=== Dataset extract ===

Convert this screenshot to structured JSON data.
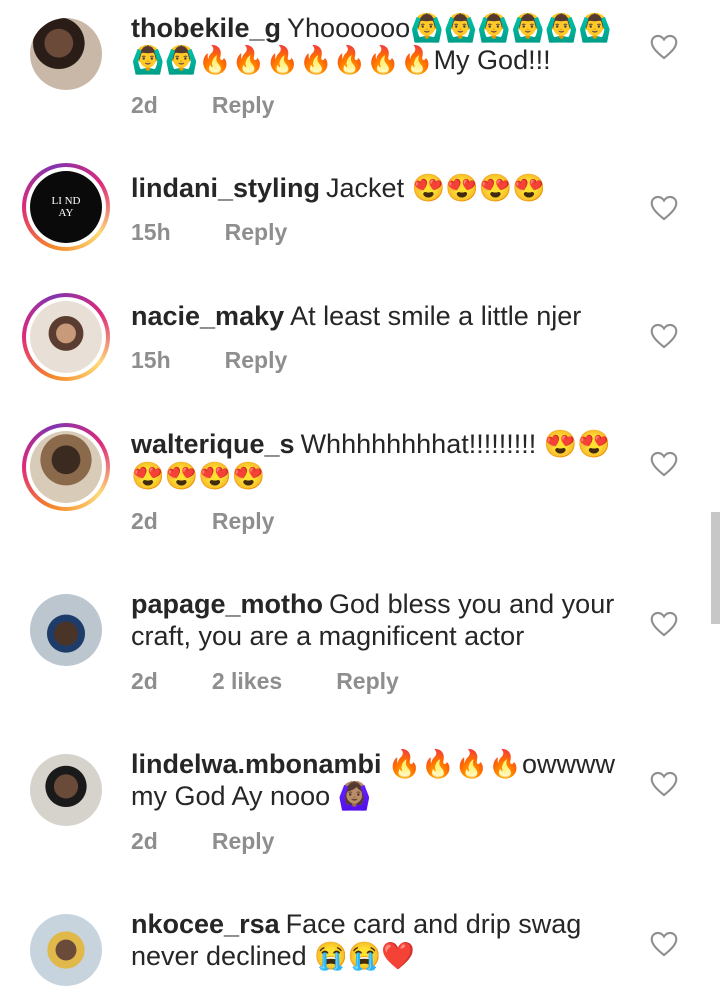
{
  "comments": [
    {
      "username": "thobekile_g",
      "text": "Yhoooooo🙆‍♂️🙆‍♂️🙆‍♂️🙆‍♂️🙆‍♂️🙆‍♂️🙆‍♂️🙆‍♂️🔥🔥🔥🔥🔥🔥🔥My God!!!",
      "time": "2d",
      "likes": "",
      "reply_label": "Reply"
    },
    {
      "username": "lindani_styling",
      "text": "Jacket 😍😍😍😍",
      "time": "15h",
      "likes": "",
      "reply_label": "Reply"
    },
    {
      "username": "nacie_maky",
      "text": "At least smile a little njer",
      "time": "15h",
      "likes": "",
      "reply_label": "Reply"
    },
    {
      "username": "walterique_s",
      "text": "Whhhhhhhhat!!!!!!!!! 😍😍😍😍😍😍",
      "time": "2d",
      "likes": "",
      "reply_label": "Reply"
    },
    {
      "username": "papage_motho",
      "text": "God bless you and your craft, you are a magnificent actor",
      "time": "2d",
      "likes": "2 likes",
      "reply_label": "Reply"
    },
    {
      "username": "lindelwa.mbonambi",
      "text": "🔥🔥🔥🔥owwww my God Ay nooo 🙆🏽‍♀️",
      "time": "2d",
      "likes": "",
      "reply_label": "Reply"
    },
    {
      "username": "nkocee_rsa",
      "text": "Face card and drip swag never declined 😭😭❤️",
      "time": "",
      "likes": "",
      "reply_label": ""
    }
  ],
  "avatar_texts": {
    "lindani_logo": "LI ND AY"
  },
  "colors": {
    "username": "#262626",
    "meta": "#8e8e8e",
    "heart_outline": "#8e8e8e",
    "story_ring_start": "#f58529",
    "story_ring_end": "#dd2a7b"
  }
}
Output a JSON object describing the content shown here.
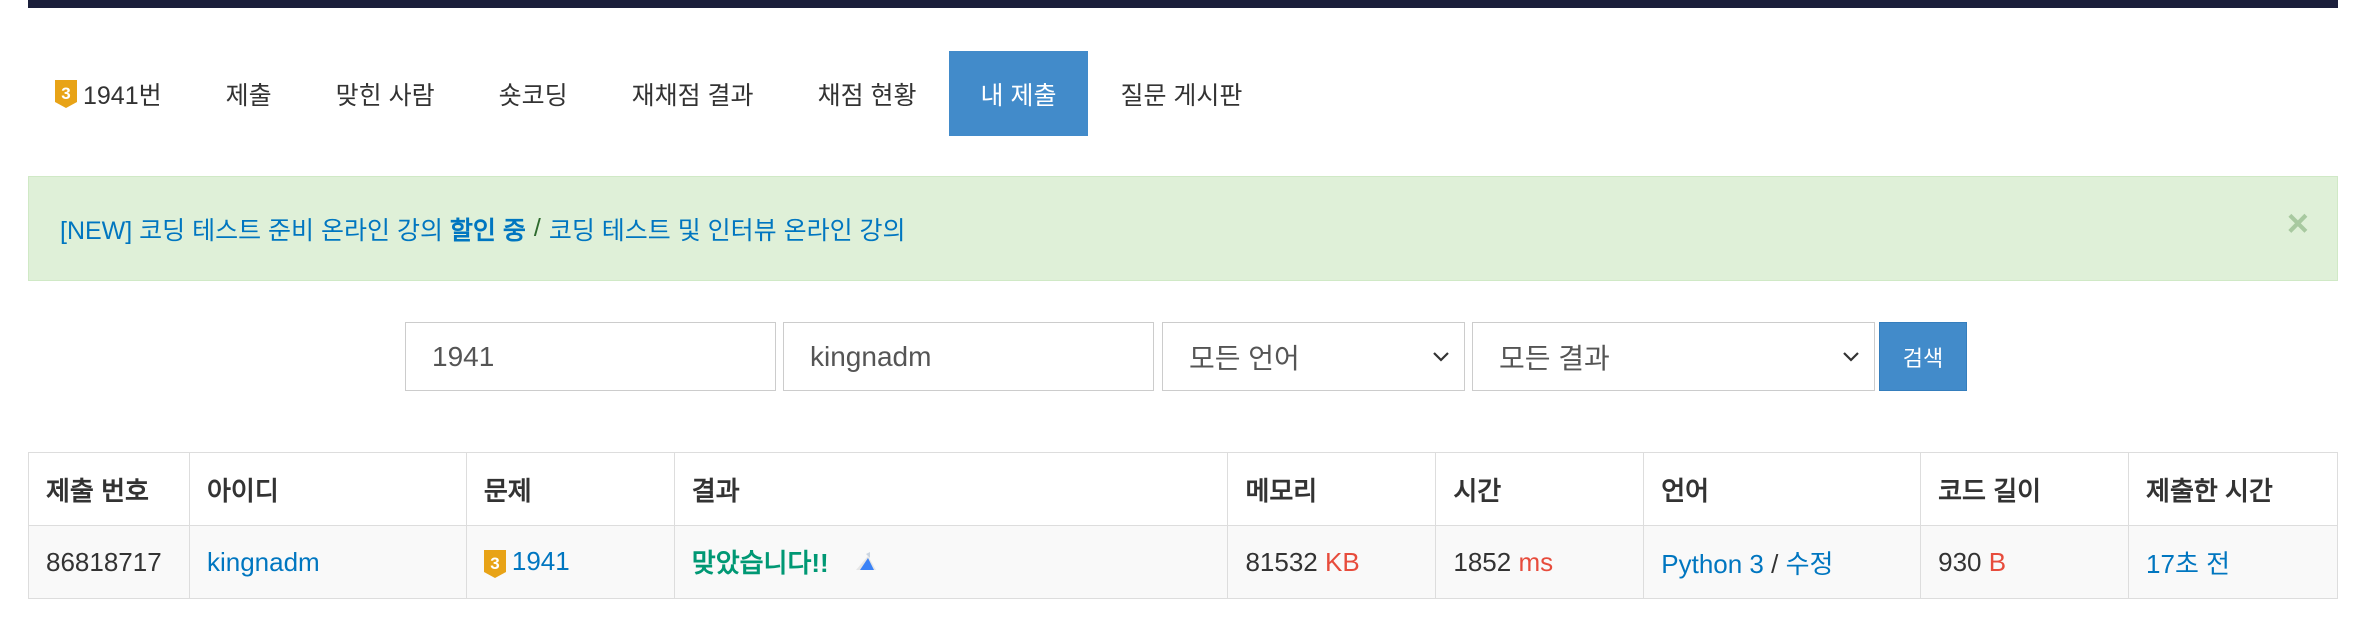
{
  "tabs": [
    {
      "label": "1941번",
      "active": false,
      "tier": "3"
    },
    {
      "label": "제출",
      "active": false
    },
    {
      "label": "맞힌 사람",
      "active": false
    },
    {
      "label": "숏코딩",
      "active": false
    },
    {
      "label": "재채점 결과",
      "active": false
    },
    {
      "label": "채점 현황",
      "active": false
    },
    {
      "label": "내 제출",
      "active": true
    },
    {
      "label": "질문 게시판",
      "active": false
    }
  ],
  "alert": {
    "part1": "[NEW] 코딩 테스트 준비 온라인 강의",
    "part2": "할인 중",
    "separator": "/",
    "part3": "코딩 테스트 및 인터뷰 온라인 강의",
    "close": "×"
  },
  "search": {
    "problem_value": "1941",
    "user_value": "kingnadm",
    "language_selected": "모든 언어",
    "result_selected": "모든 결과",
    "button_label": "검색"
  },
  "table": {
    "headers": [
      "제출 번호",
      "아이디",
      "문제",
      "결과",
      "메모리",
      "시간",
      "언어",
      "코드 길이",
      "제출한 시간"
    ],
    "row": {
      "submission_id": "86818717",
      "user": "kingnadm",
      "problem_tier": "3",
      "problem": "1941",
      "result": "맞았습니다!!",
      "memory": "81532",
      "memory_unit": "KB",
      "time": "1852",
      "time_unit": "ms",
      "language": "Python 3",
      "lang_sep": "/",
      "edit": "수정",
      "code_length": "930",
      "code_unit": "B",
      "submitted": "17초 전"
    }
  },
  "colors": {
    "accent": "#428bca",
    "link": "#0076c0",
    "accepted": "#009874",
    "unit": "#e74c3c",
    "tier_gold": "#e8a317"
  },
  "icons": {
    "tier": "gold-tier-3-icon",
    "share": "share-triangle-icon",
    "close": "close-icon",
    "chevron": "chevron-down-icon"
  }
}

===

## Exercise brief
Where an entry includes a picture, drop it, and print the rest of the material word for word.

## Task response
Convert this screenshot to structured JSON data.
{
  "comments": [
    {
      "username": "thobekile_g",
      "text": "Yhoooooo🙆‍♂️🙆‍♂️🙆‍♂️🙆‍♂️🙆‍♂️🙆‍♂️🙆‍♂️🙆‍♂️🔥🔥🔥🔥🔥🔥🔥My God!!!",
      "time": "2d",
      "likes": "",
      "reply_label": "Reply"
    },
    {
      "username": "lindani_styling",
      "text": "Jacket 😍😍😍😍",
      "time": "15h",
      "likes": "",
      "reply_label": "Reply"
    },
    {
      "username": "nacie_maky",
      "text": "At least smile a little njer",
      "time": "15h",
      "likes": "",
      "reply_label": "Reply"
    },
    {
      "username": "walterique_s",
      "text": "Whhhhhhhhat!!!!!!!!! 😍😍😍😍😍😍",
      "time": "2d",
      "likes": "",
      "reply_label": "Reply"
    },
    {
      "username": "papage_motho",
      "text": "God bless you and your craft, you are a magnificent actor",
      "time": "2d",
      "likes": "2 likes",
      "reply_label": "Reply"
    },
    {
      "username": "lindelwa.mbonambi",
      "text": "🔥🔥🔥🔥owwww my God Ay nooo 🙆🏽‍♀️",
      "time": "2d",
      "likes": "",
      "reply_label": "Reply"
    },
    {
      "username": "nkocee_rsa",
      "text": "Face card and drip swag never declined 😭😭❤️",
      "time": "",
      "likes": "",
      "reply_label": ""
    }
  ],
  "avatar_texts": {
    "lindani_logo": "LI ND AY"
  },
  "colors": {
    "username": "#262626",
    "meta": "#8e8e8e",
    "heart_outline": "#8e8e8e",
    "story_ring_start": "#f58529",
    "story_ring_end": "#dd2a7b"
  }
}
Output a JSON object describing the content shown here.
{
  "tabs": [
    {
      "label": "1941번",
      "active": false,
      "tier": "3"
    },
    {
      "label": "제출",
      "active": false
    },
    {
      "label": "맞힌 사람",
      "active": false
    },
    {
      "label": "숏코딩",
      "active": false
    },
    {
      "label": "재채점 결과",
      "active": false
    },
    {
      "label": "채점 현황",
      "active": false
    },
    {
      "label": "내 제출",
      "active": true
    },
    {
      "label": "질문 게시판",
      "active": false
    }
  ],
  "alert": {
    "part1": "[NEW] 코딩 테스트 준비 온라인 강의",
    "part2": "할인 중",
    "separator": "/",
    "part3": "코딩 테스트 및 인터뷰 온라인 강의",
    "close": "×"
  },
  "search": {
    "problem_value": "1941",
    "user_value": "kingnadm",
    "language_selected": "모든 언어",
    "result_selected": "모든 결과",
    "button_label": "검색"
  },
  "table": {
    "headers": [
      "제출 번호",
      "아이디",
      "문제",
      "결과",
      "메모리",
      "시간",
      "언어",
      "코드 길이",
      "제출한 시간"
    ],
    "row": {
      "submission_id": "86818717",
      "user": "kingnadm",
      "problem_tier": "3",
      "problem": "1941",
      "result": "맞았습니다!!",
      "memory": "81532",
      "memory_unit": "KB",
      "time": "1852",
      "time_unit": "ms",
      "language": "Python 3",
      "lang_sep": "/",
      "edit": "수정",
      "code_length": "930",
      "code_unit": "B",
      "submitted": "17초 전"
    }
  },
  "colors": {
    "accent": "#428bca",
    "link": "#0076c0",
    "accepted": "#009874",
    "unit": "#e74c3c",
    "tier_gold": "#e8a317"
  },
  "icons": {
    "tier": "gold-tier-3-icon",
    "share": "share-triangle-icon",
    "close": "close-icon",
    "chevron": "chevron-down-icon"
  }
}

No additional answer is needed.